Task directions:
Identify all lines in the data containing the string "text". Copy them out.

Extracted information:
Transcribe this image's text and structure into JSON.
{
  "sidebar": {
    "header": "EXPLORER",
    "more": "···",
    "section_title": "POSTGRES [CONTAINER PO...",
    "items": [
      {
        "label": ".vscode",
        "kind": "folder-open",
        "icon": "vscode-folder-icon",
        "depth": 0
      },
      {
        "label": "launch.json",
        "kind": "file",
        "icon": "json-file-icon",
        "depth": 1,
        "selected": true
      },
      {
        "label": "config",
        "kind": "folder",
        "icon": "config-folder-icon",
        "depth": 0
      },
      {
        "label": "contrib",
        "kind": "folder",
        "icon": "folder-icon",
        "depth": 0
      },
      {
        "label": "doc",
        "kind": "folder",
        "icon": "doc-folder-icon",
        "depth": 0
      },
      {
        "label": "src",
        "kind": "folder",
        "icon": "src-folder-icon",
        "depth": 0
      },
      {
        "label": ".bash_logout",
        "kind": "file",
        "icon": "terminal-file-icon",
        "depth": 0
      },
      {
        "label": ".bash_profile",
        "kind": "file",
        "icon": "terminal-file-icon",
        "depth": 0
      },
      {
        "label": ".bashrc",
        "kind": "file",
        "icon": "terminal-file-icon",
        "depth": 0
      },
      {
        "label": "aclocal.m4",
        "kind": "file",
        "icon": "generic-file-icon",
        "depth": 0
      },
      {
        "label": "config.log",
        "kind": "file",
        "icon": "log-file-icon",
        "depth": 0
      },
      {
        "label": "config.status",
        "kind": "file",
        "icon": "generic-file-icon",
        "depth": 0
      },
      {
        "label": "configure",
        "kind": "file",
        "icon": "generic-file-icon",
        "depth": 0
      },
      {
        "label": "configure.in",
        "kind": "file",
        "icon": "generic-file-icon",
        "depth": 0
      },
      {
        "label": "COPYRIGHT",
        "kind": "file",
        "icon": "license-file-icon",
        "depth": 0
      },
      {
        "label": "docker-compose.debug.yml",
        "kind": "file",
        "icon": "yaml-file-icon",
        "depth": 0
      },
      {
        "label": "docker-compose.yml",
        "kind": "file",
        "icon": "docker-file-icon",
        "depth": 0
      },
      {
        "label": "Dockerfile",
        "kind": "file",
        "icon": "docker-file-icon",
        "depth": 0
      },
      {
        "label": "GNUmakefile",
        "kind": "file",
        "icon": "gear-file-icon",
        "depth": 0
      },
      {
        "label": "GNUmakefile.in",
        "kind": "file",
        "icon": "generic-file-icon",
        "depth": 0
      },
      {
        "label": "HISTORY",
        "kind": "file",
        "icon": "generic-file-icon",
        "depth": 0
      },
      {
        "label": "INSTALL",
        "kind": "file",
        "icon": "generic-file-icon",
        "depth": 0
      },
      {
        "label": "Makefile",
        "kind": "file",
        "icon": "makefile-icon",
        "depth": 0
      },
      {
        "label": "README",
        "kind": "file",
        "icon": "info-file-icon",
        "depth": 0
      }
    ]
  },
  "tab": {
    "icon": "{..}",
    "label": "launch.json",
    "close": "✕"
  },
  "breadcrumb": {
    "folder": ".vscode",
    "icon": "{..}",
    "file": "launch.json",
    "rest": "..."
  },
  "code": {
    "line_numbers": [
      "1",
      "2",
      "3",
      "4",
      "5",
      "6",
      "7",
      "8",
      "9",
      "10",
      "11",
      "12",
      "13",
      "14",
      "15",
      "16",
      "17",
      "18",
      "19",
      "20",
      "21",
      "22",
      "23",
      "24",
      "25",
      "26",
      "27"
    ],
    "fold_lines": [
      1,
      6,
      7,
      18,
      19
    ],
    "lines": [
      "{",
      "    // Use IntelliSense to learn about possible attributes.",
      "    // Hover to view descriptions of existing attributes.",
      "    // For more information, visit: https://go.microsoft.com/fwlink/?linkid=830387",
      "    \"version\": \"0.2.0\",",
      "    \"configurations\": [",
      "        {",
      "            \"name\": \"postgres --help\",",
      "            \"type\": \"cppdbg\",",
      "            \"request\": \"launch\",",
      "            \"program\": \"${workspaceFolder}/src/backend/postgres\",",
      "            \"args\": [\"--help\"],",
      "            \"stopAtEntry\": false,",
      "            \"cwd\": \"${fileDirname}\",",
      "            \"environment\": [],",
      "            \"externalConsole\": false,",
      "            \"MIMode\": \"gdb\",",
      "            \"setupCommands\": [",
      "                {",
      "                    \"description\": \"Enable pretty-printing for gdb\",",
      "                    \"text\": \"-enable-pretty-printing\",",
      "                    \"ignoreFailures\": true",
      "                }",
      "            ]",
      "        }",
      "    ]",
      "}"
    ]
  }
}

Reply to the task:
Transcribe this image's text and structure into JSON.
      "                    \"text\": \"-enable-pretty-printing\",",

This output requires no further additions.